Hsu Chiu-i (徐秋宜) studied to be a painter and sculptor, but now she applies the fine art techniques she learned to her one-of-a-kind clothing designs, many of which are dyed with natural indigo pigment. During a press conference for the Taipei Fabricreative Project (台北布思議) at Taipei City Hall on Friday last week, Hsu demonstrated how to turn a few yards of fabric into a sundress or a flowing Grecian goddess evening gown without sewing by using deftly executed twists, tucks and pleats.
“Working with fabric is just like sculpting,” said Hsu in an interview after the event. “It’s about manipulating space.”
Hsu’s eponymous clothing label is sold at her store Artale Workshop near Zhongshan MRT Station (中山捷運站). The space also carries items from other Taiwanese brands, including hand-painted ceramics and glass pendants by Art Lee, sterling silver accessories by Bomb Metal and Fry Jewelry (爆炸毛頭與油炸朱利), fikabrod’s felted toys and T-shirts by minono.
Most of Hsu’s current creations are dyed with indigo pigment made from the leaves of the Assam indigo plant (馬藍, botanical name strobilanthes cusia). Her textile designs range from intricately detailed flowers to bold ombre washes.

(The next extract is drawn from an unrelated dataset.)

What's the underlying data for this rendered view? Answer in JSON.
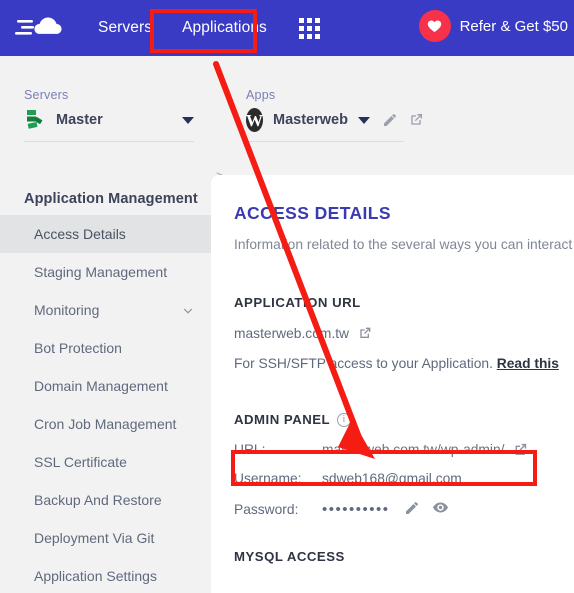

“People link indigo dyeing with traditional clothing, but I like to experiment with ways to make it feel contemporary,” says Hsu.
In Taiwan, indigo-dyed fabrics are associated with simple shirts once worn by the Hakka, who favored the deep blue color for work clothes because it hid stains well. Sansia District (三峽區) in New Taipei City was once the center of indigo dyeing in Taiwan, but production began to decline in the early 20th century as chemical dyes became available.

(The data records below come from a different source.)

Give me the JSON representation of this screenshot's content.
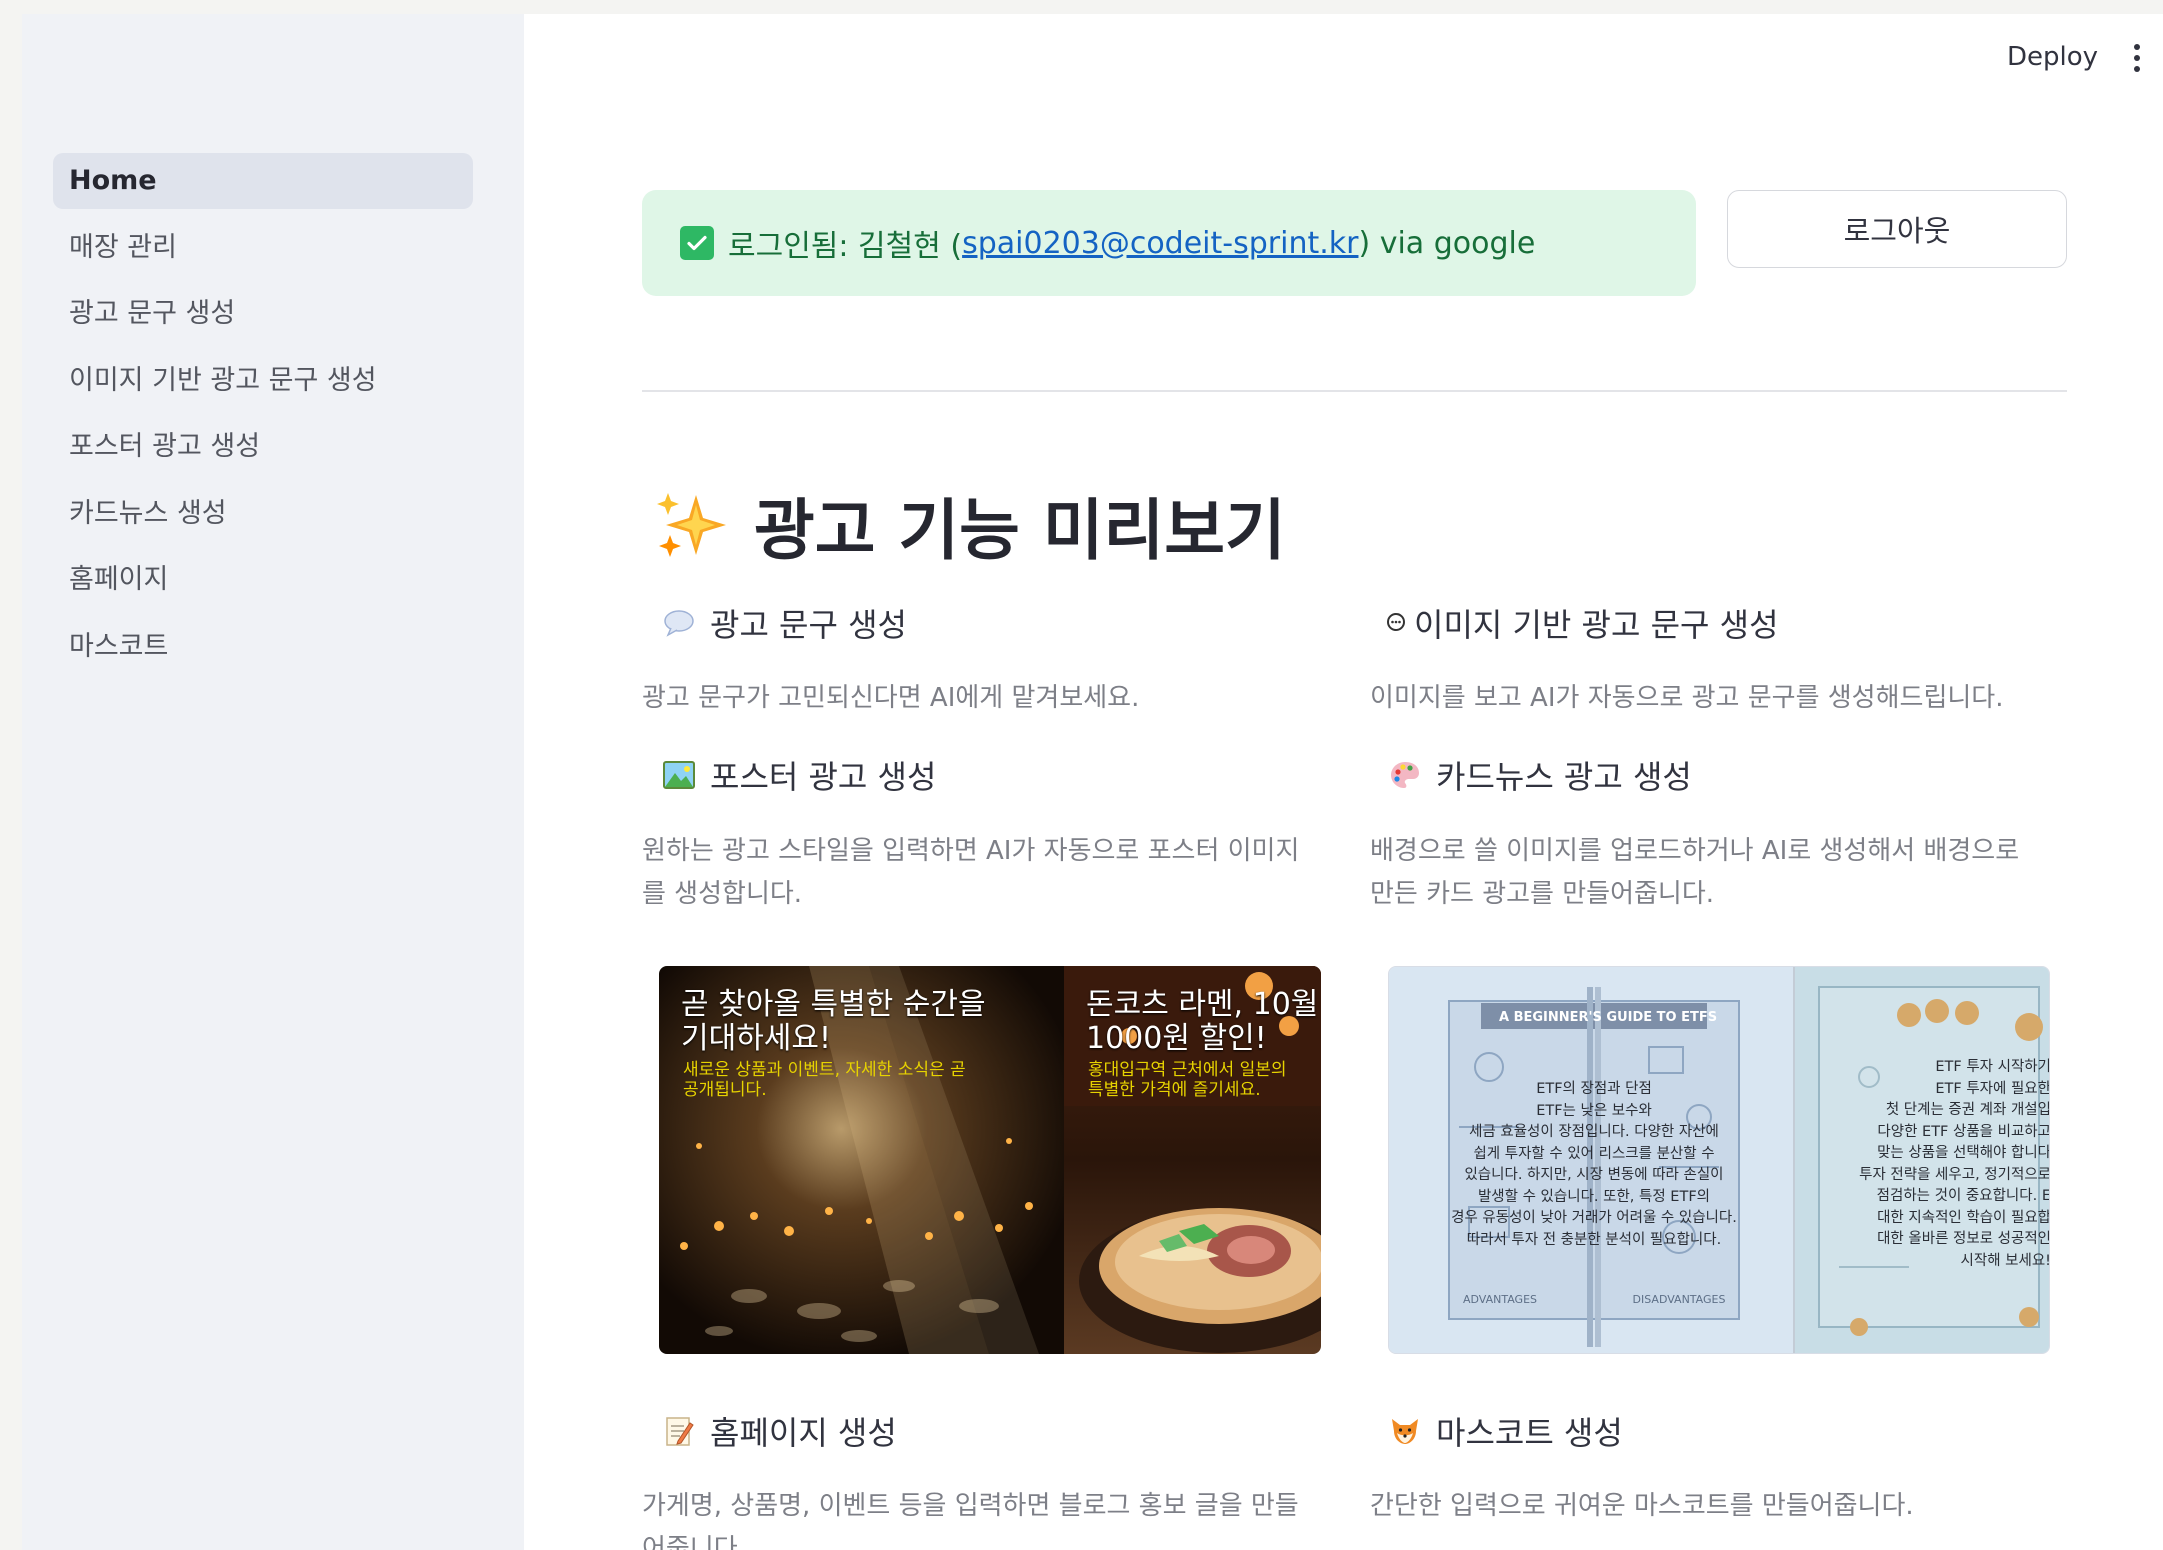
{
  "header": {
    "deploy_label": "Deploy"
  },
  "sidebar": {
    "items": [
      {
        "label": "Home",
        "active": true
      },
      {
        "label": "매장 관리"
      },
      {
        "label": "광고 문구 생성"
      },
      {
        "label": "이미지 기반 광고 문구 생성"
      },
      {
        "label": "포스터 광고 생성"
      },
      {
        "label": "카드뉴스 생성"
      },
      {
        "label": "홈페이지"
      },
      {
        "label": "마스코트"
      }
    ]
  },
  "login": {
    "prefix": "로그인됨: 김철현 (",
    "email": "spai0203@codeit-sprint.kr",
    "suffix": ") via google",
    "logout_label": "로그아웃"
  },
  "main": {
    "title": "광고 기능 미리보기"
  },
  "features": {
    "ad_copy": {
      "title": "광고 문구 생성",
      "desc": "광고 문구가 고민되신다면 AI에게 맡겨보세요."
    },
    "image_copy": {
      "title": "이미지 기반 광고 문구 생성",
      "desc": "이미지를 보고 AI가 자동으로 광고 문구를 생성해드립니다."
    },
    "poster": {
      "title": "포스터 광고 생성",
      "desc_line1": "원하는 광고 스타일을 입력하면 AI가 자동으로 포스터 이미지",
      "desc_line2": "를 생성합니다."
    },
    "cardnews": {
      "title": "카드뉴스 광고 생성",
      "desc_line1": "배경으로 쓸 이미지를 업로드하거나 AI로 생성해서 배경으로",
      "desc_line2": "만든 카드 광고를 만들어줍니다."
    },
    "homepage": {
      "title": "홈페이지 생성",
      "desc_line1": "가게명, 상품명, 이벤트 등을 입력하면 블로그 홍보 글을 만들",
      "desc_line2": "어줍니다."
    },
    "mascot": {
      "title": "마스코트 생성",
      "desc": "간단한 입력으로 귀여운 마스코트를 만들어줍니다."
    }
  },
  "poster_preview": {
    "left_title_1": "곧 찾아올 특별한 순간을",
    "left_title_2": "기대하세요!",
    "left_sub_1": "새로운 상품과 이벤트, 자세한 소식은 곧",
    "left_sub_2": "공개됩니다.",
    "right_title_1": "돈코츠 라멘, 10월",
    "right_title_2": "1000원 할인!",
    "right_sub_1": "홍대입구역 근처에서 일본의",
    "right_sub_2": "특별한 가격에 즐기세요."
  },
  "card_preview": {
    "banner": "A BEGINNER'S GUIDE TO ETFS",
    "left_lines": [
      "ETF의 장점과 단점",
      "ETF는 낮은 보수와",
      "세금 효율성이 장점입니다. 다양한 자산에",
      "쉽게 투자할 수 있어 리스크를 분산할 수",
      "있습니다. 하지만, 시장 변동에 따라 손실이",
      "발생할 수 있습니다. 또한, 특정 ETF의",
      "경우 유동성이 낮아 거래가 어려울 수 있습니다.",
      "따라서 투자 전 충분한 분석이 필요합니다."
    ],
    "advantages": "ADVANTAGES",
    "disadvantages": "DISADVANTAGES",
    "right_lines": [
      "ETF 투자 시작하기",
      "ETF 투자에 필요한",
      "첫 단계는 증권 계좌 개설입",
      "다양한 ETF 상품을 비교하고",
      "맞는 상품을 선택해야 합니다",
      "투자 전략을 세우고, 정기적으로",
      "점검하는 것이 중요합니다. E",
      "대한 지속적인 학습이 필요합",
      "대한 올바른 정보로 성공적인",
      "시작해 보세요!"
    ]
  }
}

Hsu hopes to revive the industry by selling enough indigo-
dyed clothing and accessories to start passing orders on to
Though Hsu’s clothing label, which was founded in 1996, is now best known for her indigo-dyed pieces, she did not begin working with the natural pigment until just two and a half years ago, while serving as a consultant for textile and accessory manufacturers.
“They had used indigo dyeing for little things like scarves and bags before, but they wanted me to show them how they could incorporate it into larger items like clothing,” says Hsu. “I found it fascinating.”

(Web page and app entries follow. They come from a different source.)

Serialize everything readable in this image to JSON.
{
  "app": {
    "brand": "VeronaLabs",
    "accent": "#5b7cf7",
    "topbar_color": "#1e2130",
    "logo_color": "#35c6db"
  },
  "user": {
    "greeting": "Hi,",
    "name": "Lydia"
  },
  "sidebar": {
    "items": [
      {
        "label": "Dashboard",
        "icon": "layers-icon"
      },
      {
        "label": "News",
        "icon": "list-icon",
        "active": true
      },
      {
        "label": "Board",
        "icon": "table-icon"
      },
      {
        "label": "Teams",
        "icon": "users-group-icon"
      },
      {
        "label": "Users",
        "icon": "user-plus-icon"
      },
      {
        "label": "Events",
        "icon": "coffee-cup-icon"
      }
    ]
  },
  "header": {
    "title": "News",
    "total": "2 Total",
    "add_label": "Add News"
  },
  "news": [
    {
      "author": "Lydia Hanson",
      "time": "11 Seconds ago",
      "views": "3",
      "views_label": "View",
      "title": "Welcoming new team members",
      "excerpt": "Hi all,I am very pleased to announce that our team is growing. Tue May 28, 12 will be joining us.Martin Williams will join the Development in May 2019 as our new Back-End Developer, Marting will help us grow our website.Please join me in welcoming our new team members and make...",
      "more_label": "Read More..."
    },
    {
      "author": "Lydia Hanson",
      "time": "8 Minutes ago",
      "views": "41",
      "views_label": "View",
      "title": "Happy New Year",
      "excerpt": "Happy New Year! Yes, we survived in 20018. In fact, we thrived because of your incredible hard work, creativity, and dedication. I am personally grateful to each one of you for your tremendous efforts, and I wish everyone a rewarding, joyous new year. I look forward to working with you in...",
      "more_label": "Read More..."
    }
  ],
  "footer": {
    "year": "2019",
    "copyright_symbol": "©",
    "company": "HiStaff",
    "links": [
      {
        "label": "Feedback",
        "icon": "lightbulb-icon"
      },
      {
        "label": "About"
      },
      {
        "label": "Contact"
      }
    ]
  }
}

Traditional dyeing techniques include wax-resist, in which a pattern is first applied to the fabric using wax, or shibori, a form of tie-dyeing that originated in Japan and produces intricate patterns. Hsu, however, prefers to create larger, more dynamic designs.
“The color of indigo dyes reminds me of the clouds in Chinese paintings. I wanted to capture that sense of freedom and movement,” says Hsu. “Some of my patterns have been based on paintings by my husband [artist Wang Ren-jye (王仁傑)] and daughter, or even dogs I see while out walking.”
Though her mother was a custom dressmaker, Hsu never thought she would follow in her parent’s footsteps and went to art school to study Western painting and sculpture instead.
“I always preferred drawing. I would cut out paper dolls from my mother’s fashion magazines, but I never imagined I would enter this business,” says Hsu.
After graduating from art school, however, Hsu landed a position as a textile designer, creating patterns for intarsia fabric. During the early 1990s, Hsu earned a master’s degree in fashion design at the Ecole Nationale Superieure des Arts Decoratifs in Paris. After a stint as a trends analyst for the Taiwan Textile Federation (紡拓會設計中心), Hsu launched her namesake fashion label in 1996.